    • Cai Q, Wen W, Qu S, Li G, Egan KM, Chen K, Deming SL, Shen H, Shen CY, Gammon MD, Blot WJ, Matsuo K, Haiman CA, Khoo US, Iwasaki M, Santella RM, Zhang L, Fair AM, Hu Z, Wu PE, Signorello LB, Titus-Ernstoff L, Tajima K, Henderson BE, Chan KY, Kasuga Y, Newcomb PA, Zheng H, Cui Y, Wang F, Shieh YL, Iwata H, Le Marchand L, Chan SY, Shrubsole MJ, Trentham-Dietz A, Tsugane S, Garcia-Closas M, Long J, Li C, Shi J, Huang B, Xiang YB, Gao YT, Lu W, Shu XO, Zheng W (2011). Replication and functional genomic analyses of the breast cancer susceptibility locus at 6q25.1 generalize its importance in women of Chinese, Japanese, and European Ancestry. Cancer Res 71(4):1344-1355. PMCID: PMC3083305 [Available on 2012/2/15]
  • Published new approaches for assessing gene-gene and gene-environment interactions with covariate adjustment and for application to survival data (Gui J, 2010; 2011a).
    • Gui J, Andrew AS, Andrews P, Nelson HM, Kelsey KT, Karagas MR, Moore JH (2011a). A robust multifactor dimensionality reduction method for detecting gene-gene interactions with application to the genetic analysis of bladder cancer susceptibility. Ann Hum Genet 75(1):20-28. PMCID: PMC3057873 [Available on 2012/1/1]
  • New analytic tools to investigate interactions with data mining (e.g., Urbach D, 2011),
    • Urbach D, Moore JH (2011a). Data mining and the evolution of biological complexity. BioData mining 4:7. PMCID: PMC3083376

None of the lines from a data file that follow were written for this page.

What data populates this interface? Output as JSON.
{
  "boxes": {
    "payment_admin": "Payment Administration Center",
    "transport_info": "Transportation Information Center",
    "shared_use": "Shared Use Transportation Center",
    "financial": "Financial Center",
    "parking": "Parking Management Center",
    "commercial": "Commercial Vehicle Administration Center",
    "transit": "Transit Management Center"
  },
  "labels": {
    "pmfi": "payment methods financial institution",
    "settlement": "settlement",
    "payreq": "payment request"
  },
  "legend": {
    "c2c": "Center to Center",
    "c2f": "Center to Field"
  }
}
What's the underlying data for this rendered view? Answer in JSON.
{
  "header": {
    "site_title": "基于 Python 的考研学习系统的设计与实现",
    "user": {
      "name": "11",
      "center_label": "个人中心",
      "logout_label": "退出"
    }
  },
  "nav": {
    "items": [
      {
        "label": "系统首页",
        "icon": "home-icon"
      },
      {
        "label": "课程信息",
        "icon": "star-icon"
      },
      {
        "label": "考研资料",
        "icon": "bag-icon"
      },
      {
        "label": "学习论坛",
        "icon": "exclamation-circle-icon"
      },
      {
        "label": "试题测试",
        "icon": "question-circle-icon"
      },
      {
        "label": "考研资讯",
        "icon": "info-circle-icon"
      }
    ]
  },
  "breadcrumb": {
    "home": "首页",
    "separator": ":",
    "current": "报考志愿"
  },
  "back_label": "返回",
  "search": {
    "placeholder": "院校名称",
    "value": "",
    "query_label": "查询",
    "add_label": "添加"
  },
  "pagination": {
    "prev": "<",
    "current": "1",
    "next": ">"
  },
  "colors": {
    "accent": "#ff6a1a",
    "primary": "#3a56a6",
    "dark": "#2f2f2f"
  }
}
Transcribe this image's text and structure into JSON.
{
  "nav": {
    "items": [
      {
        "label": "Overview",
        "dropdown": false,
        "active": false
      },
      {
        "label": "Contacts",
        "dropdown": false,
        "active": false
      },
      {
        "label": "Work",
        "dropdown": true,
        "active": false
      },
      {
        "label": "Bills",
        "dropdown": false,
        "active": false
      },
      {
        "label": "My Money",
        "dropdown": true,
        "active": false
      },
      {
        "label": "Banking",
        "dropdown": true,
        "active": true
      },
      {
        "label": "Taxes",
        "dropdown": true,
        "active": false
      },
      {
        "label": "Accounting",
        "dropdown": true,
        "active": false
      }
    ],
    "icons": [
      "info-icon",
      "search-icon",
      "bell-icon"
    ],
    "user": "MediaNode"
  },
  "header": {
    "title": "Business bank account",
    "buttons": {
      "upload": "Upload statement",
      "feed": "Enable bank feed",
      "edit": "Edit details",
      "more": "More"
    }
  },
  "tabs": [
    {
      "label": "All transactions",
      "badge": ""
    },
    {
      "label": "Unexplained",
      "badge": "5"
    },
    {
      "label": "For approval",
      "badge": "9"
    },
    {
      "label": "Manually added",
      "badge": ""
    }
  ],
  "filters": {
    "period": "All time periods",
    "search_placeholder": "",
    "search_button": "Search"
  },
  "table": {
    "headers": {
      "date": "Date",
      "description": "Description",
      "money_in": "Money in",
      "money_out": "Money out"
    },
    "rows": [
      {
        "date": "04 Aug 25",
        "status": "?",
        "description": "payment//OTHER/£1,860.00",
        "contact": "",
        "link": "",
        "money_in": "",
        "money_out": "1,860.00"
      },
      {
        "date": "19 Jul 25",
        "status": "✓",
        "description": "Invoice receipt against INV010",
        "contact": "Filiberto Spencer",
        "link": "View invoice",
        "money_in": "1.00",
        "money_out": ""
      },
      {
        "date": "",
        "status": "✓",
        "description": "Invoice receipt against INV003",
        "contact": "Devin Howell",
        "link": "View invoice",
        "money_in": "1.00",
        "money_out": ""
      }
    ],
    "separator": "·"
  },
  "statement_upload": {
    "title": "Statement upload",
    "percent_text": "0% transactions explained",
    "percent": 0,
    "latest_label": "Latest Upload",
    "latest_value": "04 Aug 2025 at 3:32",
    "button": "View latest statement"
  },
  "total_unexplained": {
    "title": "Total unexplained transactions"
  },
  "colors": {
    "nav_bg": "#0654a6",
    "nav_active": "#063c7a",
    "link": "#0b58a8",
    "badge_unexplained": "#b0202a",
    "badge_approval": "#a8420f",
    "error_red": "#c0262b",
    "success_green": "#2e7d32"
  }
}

    • Urbach D, Moore JH (2011b). Mining beyond the exome. BioData mining 4(1):14. PMCID: PMC3144005